Last year was quite a busy one for us as we completed three different collaborations, including the recent Good Vibrations collection. What's great about collaborating with fellow designers is the opportunity to learn about each other's ideas, crafts and culture. One such special collaborative project we did was with Zurich-based Iranian designer Lida Noba.
How did our collaboration happen halfway across the world? Technology! I won't take time to extol the wonders of the internet and social media as you guys already experience it first hand, but it's amazing how it brought together two designers on different continents to produce a collection that beautifully merges each of our unique cultures.
Above: abalone earrings with mirror inlay, and kabebe and abalone headpiece.
Lida and I were introduced by our mutual friend, Valerie of Vera, last year when Lida was looking for someone to help create accessories for her latest fashion collection. Valerie reached out to me because of the geometric/tribal look of our jewelry, which was what Lida was looking for, along with the shine and iridescence of our shells.
Lida's collection, Monir, is inspired by Iranian culture and tradition, particularly the brilliant works of Iranian mirror artist Monir Shahroudy Farmanfarmaian. I did a bit of research of my own and got my mind blown by how AMAZING these mirror artworks are. Check them out and get your mind blown, too:
Can you believe that's all mirror?! Needless to say the thought of incorporating mirror into our inlays got me feeling more than a little anxious. If you've seen how our shell inlay is made you'll know how much grinding and polishing is involved to make our pieces as shiny and smooth as they are.
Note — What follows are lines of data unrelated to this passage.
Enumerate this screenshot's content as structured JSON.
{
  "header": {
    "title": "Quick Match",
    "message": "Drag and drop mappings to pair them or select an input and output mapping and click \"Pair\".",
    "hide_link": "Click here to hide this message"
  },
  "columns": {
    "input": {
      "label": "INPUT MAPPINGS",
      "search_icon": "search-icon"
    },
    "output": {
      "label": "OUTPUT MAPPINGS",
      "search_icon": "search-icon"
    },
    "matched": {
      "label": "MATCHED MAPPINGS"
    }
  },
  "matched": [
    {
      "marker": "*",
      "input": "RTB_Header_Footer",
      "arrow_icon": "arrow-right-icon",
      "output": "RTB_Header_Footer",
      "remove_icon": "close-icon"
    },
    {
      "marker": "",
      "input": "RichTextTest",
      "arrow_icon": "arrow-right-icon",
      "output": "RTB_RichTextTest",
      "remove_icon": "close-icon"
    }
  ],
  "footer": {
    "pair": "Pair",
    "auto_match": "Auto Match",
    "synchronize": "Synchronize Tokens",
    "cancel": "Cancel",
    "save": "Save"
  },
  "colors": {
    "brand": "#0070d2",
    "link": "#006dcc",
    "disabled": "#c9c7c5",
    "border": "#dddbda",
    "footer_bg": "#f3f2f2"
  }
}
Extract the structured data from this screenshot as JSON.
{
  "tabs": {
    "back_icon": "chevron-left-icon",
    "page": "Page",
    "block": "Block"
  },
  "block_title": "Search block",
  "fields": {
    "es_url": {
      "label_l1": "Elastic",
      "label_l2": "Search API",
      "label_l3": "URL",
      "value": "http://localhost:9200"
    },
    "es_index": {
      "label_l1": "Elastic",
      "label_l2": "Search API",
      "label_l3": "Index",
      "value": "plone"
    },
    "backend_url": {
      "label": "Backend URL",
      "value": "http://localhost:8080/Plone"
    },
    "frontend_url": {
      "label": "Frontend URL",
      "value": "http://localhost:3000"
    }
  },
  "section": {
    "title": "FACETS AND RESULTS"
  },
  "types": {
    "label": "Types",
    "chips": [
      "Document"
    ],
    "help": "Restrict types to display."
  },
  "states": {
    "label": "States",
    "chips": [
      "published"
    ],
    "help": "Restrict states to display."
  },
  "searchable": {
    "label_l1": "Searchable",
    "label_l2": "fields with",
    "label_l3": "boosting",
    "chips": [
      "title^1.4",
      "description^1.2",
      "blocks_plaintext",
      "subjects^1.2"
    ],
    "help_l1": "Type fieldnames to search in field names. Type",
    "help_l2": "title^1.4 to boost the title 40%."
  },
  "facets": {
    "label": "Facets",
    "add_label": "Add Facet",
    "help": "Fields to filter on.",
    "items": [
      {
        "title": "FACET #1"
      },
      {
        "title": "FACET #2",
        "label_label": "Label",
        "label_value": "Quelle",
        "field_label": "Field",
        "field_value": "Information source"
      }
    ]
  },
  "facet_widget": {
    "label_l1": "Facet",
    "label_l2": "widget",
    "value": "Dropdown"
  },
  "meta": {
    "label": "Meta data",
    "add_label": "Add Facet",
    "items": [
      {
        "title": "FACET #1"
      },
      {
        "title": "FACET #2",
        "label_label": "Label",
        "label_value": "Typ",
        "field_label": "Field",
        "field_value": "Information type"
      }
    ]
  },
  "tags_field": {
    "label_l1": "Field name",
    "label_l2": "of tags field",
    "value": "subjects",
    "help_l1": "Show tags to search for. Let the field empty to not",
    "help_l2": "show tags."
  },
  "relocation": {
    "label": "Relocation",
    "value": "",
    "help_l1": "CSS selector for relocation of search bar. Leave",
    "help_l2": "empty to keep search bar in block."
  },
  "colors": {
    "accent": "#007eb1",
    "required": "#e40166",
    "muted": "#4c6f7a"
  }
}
Would we be able to do the same with mirror?
Above: Mirror headpiece by Hoda Seraj; earrings in yellow mother-of-pearl and mirror by us.
The next few months were spent experimenting with materials and developing new techniques, with Lida and I exchanging texts, calls, and emails every week or so. I won't lie, working together this way did have its challenges, and sometimes what one was trying to say would get lost in translation, but we weathered through.
In the workshop we were working out different ways to add mirror to the inlays, but it never quite turned out right. We were at the point of abandoning one particular design when our lead artisan was able to come up with a technique that could incorporate mirror pieces in one of the most intricate designs we've worked on to date. Since we couldn't grind the mirror pieces with our shell, we had to add the mirror separately after grinding and polishing, a method that required extra care and precision to make sure everything fit exactly right. Not an easy task when everything is done by hand! See it below:
Above: Mirror and abalone inlay earrings. The most challenging design!
This collaboration challenged our own crafting methods and pushed us out of our comfort zone to create a collection that marries traditional Filipino craft to Persian aesthetics so beautifully. In Lida's words:
I’m always amazed by the mirror art works of Iranian artist Monir Shahroudy Farmanfarmaian. The characteristic of her work lies in her play of colors, light, geometry, and reflection.
I met Susanne, a designer based in Cebu City, Philippines, through a mutual friend. Her handcrafted, bold and daring accessories were the reason for our long-distance collaboration. We both have a passion for craftsmanship and love for our heritage.
I am very proud of this collaboration and learned a lot from it. And if I've started taking our craft of Cebuano shell inlay for granted, this collection definitely made me see it in a new light and re-appreciate its intricacies and respect the skills of our craftsmen. Thank you so much for trusting us with your project, Lida! Here's to more collaborations in the future!
Above: Yellow mother-of-pearl and mirror inlay earrings (left); all shell inlay earrings (right).
Photos © Lida Noba
Photography • Janette Gloor
Model • Lea of Visage International Management
Hair & Makeup • Laura Moser